====== GIVEN ENTRIES
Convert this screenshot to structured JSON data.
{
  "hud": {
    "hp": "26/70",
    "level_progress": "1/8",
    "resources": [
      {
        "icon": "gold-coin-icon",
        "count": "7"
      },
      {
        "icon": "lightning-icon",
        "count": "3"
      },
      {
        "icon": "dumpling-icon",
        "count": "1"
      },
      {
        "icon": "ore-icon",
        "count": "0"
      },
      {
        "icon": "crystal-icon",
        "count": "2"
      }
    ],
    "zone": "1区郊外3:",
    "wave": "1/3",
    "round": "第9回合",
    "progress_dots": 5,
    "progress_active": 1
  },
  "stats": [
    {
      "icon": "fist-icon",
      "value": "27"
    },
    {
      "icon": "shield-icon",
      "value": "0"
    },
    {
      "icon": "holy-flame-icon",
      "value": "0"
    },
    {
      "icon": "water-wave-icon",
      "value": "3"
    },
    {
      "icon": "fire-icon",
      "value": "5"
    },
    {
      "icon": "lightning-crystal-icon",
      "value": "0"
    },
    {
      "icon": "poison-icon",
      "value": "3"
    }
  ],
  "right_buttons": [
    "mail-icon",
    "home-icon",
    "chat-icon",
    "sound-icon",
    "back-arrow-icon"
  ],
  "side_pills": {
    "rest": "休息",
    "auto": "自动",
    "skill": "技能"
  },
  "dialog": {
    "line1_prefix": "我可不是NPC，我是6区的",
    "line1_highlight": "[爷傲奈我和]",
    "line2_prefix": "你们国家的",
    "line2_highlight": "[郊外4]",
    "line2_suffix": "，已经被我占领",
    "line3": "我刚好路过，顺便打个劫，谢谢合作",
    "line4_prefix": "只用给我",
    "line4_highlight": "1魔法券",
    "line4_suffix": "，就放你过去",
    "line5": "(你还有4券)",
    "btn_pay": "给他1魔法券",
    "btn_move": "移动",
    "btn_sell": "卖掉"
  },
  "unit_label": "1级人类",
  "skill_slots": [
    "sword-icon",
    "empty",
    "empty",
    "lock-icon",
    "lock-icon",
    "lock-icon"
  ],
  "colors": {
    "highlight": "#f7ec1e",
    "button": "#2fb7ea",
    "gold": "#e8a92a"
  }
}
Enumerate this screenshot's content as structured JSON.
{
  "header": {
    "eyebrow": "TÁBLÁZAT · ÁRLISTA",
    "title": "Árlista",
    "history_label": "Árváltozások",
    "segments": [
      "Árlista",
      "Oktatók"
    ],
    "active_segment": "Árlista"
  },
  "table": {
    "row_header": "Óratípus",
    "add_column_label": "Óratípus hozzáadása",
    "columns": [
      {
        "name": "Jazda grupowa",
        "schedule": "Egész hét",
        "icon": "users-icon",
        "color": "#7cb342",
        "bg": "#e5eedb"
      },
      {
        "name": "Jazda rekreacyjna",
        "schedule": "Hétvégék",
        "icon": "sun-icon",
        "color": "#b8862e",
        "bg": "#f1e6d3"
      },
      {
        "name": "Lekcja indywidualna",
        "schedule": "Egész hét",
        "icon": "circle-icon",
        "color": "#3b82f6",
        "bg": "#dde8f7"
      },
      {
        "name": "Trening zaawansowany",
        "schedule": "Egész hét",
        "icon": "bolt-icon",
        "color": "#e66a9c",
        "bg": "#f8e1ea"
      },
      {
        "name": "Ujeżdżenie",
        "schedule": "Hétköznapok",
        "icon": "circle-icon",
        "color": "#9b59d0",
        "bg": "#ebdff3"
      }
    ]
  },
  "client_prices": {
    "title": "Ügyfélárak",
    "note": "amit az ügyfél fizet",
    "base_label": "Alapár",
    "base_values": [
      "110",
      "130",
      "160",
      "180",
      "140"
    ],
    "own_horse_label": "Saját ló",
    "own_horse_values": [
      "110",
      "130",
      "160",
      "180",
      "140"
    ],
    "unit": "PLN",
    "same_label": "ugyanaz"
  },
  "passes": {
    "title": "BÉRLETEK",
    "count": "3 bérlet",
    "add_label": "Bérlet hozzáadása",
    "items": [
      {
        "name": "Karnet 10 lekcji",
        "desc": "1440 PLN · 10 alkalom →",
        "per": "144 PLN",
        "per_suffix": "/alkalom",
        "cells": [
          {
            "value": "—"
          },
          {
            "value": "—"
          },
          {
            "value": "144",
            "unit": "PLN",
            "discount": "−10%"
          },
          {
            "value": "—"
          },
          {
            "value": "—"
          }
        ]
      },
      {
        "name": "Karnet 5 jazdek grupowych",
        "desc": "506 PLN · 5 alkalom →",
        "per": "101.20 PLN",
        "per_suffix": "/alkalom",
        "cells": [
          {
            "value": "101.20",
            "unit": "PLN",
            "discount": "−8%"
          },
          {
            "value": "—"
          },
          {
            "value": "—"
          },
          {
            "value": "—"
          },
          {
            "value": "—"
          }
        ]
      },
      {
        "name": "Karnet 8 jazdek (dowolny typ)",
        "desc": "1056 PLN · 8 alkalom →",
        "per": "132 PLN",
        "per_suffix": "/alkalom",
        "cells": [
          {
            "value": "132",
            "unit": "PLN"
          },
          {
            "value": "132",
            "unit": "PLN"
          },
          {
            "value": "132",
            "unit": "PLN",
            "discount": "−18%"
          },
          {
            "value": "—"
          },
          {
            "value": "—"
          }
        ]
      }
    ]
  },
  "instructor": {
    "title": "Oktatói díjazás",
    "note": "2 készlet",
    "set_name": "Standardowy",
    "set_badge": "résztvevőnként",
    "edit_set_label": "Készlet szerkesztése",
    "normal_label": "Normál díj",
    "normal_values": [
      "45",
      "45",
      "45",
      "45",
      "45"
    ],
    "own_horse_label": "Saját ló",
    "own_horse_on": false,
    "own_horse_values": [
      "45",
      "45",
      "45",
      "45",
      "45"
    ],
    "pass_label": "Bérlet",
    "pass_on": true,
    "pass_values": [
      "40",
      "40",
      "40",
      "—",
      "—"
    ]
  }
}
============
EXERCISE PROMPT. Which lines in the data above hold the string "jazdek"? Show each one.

RESPONSE FOR THIS EXERCISE.
        "name": "Karnet 5 jazdek grupowych",
        "name": "Karnet 8 jazdek (dowolny typ)",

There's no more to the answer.